The definition of R-value is resistance value of the insulation in regards to how much heat can move through it. The greater the R-value, the more heat you can keep in your home during the winter. Or how much heat you can keep out in the summer. Attic R-values are measured by the inch. 1” of fiberglass has an R-value of 2.7 while 1” of cellulose has an R-value of 2.8. Current R-value codes range from R38 to R60 in most attic spaces. Current code for above grade 2×4 walls is R13, and 2×6 walls are R19. In layman’s terms, the higher ‘R-value’ insulation has, the greater effect it will have against heat transfer.
For loose fiber insulation such as cellulose, multiply the R-value of your insulation by 3.7 to get the depth in inches needed. For fiberglass insulation multiply the R-value of your insulation by 3.2 to get the depth needed.
The climate in Denver varies drastically! One day it could be 70 and sunny and the next day 20 degrees. The US Department of Energy has set a recommended R-value for different climates and heat source. Denver requires a higher R-value than other warmer cities across the nation.
REenergizeCO: Home Insulation Contractors
At REenergizeCO, we have been named a “Top Gun Rebate Producer” by Xcel Energy for the past four years for our commitment to insulation services in Colorado. We are a Colorado-born company, and provide insulation services across the entire state.
We are a BPI and LEED Certified energy company. At REenergizeCO, we hold ourselves to the highest standard when it comes to serving homeowners across the state of Colorado. Trust that we will carry these standards into serving you and your home insulation needs. Contact us now.
Commonly Asked Questions About Home Insulation
What is the best type of insulation?
Every type of insulation (foam, cellulose, and fiberglass) has their inherent benefits and drawbacks, and each performs differently depending on the application. At REenergizeCO, we don’t specialize in one insulation. We offer our customers options and take the time to explain all of the benefits and limitations each type of insulation has. At the end of the day, we want you to be comfortable in your home, and we'll do our best to supply you with insulation that will allow you to do so.
What does retrofit mean?
Retrofitting a home’s insulation simply means upgrading a home’s insulation by adding, replacing, or removing insulation. During a retrofit, we will remove small sections of siding and drill small holes into the walls. Next, we insert a small hose into the hole and fill the space. This will result in a nice insulated wall cavity.
What insulation is eco-friendly?
There are certain types of insulation that are more eco-friendly than others.

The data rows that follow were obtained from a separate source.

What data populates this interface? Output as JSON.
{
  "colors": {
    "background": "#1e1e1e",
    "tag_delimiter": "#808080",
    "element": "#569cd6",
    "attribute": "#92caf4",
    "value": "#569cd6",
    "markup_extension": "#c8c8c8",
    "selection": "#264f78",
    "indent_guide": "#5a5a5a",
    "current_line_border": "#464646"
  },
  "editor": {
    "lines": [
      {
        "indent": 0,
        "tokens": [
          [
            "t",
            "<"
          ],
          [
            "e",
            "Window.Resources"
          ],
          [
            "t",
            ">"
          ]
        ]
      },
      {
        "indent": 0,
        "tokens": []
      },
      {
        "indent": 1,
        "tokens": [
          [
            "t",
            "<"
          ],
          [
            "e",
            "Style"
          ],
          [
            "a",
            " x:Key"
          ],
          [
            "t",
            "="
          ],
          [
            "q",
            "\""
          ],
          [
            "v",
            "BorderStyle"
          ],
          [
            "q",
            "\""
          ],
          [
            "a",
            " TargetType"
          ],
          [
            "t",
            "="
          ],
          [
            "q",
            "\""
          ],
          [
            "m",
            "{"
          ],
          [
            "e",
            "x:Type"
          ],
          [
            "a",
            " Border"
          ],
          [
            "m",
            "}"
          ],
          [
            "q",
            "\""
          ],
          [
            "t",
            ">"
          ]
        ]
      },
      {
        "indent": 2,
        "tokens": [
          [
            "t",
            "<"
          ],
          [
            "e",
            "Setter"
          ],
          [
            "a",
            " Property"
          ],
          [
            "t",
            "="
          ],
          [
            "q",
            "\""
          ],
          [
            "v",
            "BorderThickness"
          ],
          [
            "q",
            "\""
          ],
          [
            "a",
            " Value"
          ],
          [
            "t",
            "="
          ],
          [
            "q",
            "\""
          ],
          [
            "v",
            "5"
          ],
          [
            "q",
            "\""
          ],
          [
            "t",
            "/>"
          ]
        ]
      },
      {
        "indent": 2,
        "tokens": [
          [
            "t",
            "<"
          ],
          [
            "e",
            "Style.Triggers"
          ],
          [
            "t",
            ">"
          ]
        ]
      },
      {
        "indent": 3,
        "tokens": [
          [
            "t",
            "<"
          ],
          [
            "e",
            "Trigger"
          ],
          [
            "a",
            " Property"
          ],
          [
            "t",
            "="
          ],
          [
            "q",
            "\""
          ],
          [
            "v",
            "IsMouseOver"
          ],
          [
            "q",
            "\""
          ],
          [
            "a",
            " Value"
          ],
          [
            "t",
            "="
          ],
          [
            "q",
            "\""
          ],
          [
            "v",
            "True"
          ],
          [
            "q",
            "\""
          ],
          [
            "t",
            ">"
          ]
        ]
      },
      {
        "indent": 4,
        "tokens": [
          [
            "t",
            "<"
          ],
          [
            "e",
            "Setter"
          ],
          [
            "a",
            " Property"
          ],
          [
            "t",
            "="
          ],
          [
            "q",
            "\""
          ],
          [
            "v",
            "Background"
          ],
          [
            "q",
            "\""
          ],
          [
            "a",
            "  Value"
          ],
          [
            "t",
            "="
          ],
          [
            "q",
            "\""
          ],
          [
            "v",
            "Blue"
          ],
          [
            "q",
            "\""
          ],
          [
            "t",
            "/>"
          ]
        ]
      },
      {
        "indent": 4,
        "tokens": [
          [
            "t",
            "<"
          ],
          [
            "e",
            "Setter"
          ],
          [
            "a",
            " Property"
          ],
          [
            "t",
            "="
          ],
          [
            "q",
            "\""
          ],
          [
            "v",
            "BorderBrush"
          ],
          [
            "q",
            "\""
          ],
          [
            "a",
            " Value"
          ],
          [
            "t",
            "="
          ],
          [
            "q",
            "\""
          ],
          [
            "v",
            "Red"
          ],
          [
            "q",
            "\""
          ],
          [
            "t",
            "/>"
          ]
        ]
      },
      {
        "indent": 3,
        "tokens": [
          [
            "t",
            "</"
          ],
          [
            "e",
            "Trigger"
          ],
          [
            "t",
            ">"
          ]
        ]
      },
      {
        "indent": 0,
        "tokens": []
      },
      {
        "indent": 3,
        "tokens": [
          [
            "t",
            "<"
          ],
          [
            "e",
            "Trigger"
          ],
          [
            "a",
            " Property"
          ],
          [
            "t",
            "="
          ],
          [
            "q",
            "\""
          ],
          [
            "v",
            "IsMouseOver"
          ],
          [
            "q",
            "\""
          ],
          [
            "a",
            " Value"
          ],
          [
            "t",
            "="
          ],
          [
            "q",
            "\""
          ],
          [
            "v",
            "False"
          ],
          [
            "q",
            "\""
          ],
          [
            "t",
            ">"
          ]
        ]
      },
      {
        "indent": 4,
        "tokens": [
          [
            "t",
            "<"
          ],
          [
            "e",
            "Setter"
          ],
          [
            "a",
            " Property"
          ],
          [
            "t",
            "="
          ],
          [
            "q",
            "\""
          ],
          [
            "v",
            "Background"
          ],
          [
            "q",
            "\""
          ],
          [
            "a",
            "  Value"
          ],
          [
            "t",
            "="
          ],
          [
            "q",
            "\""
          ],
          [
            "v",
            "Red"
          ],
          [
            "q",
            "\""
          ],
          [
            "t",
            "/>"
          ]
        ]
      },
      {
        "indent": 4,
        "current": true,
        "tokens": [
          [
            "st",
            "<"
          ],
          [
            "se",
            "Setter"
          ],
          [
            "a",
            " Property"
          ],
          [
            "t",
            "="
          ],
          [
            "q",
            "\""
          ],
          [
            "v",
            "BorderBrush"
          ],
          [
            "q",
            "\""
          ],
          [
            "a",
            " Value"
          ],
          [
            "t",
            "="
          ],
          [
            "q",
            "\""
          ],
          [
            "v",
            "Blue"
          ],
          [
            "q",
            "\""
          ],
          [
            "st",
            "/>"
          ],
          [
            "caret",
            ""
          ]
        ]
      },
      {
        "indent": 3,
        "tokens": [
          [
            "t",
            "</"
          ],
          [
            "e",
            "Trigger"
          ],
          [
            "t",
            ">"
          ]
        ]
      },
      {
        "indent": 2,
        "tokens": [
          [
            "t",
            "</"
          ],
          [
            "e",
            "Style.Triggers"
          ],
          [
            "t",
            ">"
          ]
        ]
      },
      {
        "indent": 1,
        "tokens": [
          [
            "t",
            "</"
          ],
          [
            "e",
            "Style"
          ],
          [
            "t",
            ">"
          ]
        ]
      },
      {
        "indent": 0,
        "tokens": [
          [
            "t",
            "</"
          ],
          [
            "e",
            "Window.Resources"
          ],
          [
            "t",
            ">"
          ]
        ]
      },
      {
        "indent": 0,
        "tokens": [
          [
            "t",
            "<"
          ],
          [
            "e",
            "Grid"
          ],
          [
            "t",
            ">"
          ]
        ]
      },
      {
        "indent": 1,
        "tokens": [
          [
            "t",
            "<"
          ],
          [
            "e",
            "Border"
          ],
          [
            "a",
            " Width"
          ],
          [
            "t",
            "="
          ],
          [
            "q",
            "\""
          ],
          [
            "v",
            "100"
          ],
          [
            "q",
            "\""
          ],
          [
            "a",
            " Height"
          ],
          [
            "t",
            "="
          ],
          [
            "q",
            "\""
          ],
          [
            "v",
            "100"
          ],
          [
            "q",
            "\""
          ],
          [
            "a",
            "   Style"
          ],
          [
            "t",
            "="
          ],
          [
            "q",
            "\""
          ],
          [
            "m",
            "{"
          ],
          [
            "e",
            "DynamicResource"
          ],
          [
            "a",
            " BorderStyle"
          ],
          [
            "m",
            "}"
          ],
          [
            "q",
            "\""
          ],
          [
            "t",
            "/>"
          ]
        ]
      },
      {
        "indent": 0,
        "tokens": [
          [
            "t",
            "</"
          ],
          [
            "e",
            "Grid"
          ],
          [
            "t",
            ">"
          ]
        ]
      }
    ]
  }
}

For example, our cellulose insulation that we use in homes all over Colorado is made up mostly of recycled materials.
How can I know what the R-value of my insulation is?
The R-value of your insulation will be determined by what type of insulation you are using. Insulations come with a predetermined R-value, so be sure to ask the experts at REenergizeCO what the recommended R-values are for your project. It shouldn't be overlooked that insulation will decrease in R-value over time as the product grows older and settles within its space.
Will insulating certain areas of my home result in energy savings?
Insulating certain areas of your home may lead to some energy savings, but to get the most out your insulation, you should insulate your entire home. Visit our pricing page to learn more.
Can insulation reduce sound?
In fact, insulation can reduce unwanted sound and can provide a more quiet and comfortable environment within your home. Insulation can effectively reduce noise that flows through the interior and exterior walls, as well as through the floors.